Remembering the Worst Mass Killing of LGBT People in U.S. History
BY Diane Anderson-Minshall
November 15 2013 4:07 PM ET UPDATED: November 15 2013 6:12 PM ET
THE REVOLUTION THAT DIDN’T HAPPEN
Self, the man behind the musical, Upstairs, first learned about the tragedy while working as a music director for the Metropolitan Community Church.
“I was reading MCC founder Troy Perry’s book Don’t Be Afraid Anymore,” Self recalls. “His book is pretty critical of the community’s response — not just the government, but also the gay community. When you’re from a place like Louisiana, your first instinct is to defend it against critics. So my first reaction was disbelief, not that the fire had happened, but that the community had reacted the way it did, and that I had never heard about it. So I started to read and to research. It wasn’t until later that I started to feel a real sadness and a real drive to create something expressive around this tragedy.”

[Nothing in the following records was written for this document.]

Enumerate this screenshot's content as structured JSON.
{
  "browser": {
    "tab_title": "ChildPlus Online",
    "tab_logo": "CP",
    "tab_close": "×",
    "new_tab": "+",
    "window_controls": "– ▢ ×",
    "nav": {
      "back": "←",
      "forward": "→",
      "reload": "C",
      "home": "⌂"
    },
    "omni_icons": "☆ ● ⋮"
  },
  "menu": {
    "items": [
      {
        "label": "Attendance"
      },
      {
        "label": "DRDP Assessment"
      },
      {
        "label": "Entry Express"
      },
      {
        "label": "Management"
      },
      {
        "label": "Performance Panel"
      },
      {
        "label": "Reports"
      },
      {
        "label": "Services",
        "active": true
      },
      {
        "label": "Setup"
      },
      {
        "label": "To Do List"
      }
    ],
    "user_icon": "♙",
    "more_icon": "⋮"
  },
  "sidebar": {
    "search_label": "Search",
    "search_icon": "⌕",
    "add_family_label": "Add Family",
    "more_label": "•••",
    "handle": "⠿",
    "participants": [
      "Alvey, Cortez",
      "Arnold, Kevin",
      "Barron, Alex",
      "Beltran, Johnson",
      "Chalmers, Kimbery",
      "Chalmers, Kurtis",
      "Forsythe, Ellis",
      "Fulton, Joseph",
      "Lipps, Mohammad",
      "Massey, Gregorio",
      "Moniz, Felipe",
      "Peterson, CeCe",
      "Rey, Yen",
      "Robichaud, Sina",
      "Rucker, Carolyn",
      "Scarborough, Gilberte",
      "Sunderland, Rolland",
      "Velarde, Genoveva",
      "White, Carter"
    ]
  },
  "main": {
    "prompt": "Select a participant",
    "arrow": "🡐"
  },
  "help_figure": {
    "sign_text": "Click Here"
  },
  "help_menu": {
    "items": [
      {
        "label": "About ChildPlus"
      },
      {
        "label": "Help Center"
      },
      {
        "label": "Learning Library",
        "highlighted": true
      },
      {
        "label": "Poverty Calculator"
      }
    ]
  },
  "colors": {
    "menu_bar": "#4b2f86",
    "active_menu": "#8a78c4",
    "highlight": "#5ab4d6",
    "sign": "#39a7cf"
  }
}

Robert Camina, whose first film was the award-winning Raid of the Rainbow Lounge, felt that way too, so he raised money for Upstairs Inferno with the help of a Kickstarter campaign and began the emotional task of talking to survivors, families of victims, historians, local politicians, and other experts. He got a boost by the fire’s 40th anniversary memorial services, held in the city last June. So did Anderson, who spent six years on his documentary; Delery, whose book is eagerly awaited; and Self, the man behind the musical Upstairs, which was perhaps the most controversial of all the recent related projects.
Telling this story, rather memorializing this story of the worst mass killing of gay people in the U.S., had to be told through theater, says Self, who collaborated with director Zachary McCallum (who directed both the February San Francisco Bay Area workshop and the New Orleans premiere in June).
At right: Scenes from the musical tragedy Upstairs, which opened to rave reviews, even though many in New Orleans had concerns about the tragedy being turned into musical theater.
“Theater has a separate function that has to do with activism, recreation, and catharsis,” he says. “Theater incarnates. It brings ideas into a very present, fleshy, intimate reality, without the distance of film or the analysis of history. For that reason, this project, premiering as it did on the 40th anniversary of the fire, became equal parts theater, community activism, and memorial. Some people said they felt like they were watching history. Others said they felt like they could finally say goodbye. We had the children of victims there. The friends of victims. We had survivors there, in that small venue, watching us re-create the night of the fire. It was humbling and frightening and deeply rewarding. And it’s something only theater can do.”
Many locals were angry to hear of Self’s musical, many expecting some exploitive light theater piece like The Sound of Music. Once they saw the almost-operatic musical tragedy he created, people changed their minds.
“People contacted me with blunt questions about why I want to bring this old tragedy up at all," he says. "In the face of such a stunning, graphic, and potentially politically outrageous loss of life, I think there is an understandable impulse to forget it and move along. To people with this impulse, any art or scholarship around the fire is seen as exploitative or morbid or insensitive. One longtime member of the gay community in New Orleans swore he’d be there opening night and would stand up and stop the show as soon as it was disrespectful. I’m told he left in tears at the end.”
Perhaps that’s because “Upstairs isn’t like most musical theater; it’s a requiem with dialogue. It’s a passion play set to music, and the music is organic to the setting.” After all, he says, New Orleans is one of the most musical cities in the world, and the UpStairs Lounge was a cabaret bar — plus one of the victims was a classical pianist who had been featured on national television and another was a local jazz pianist.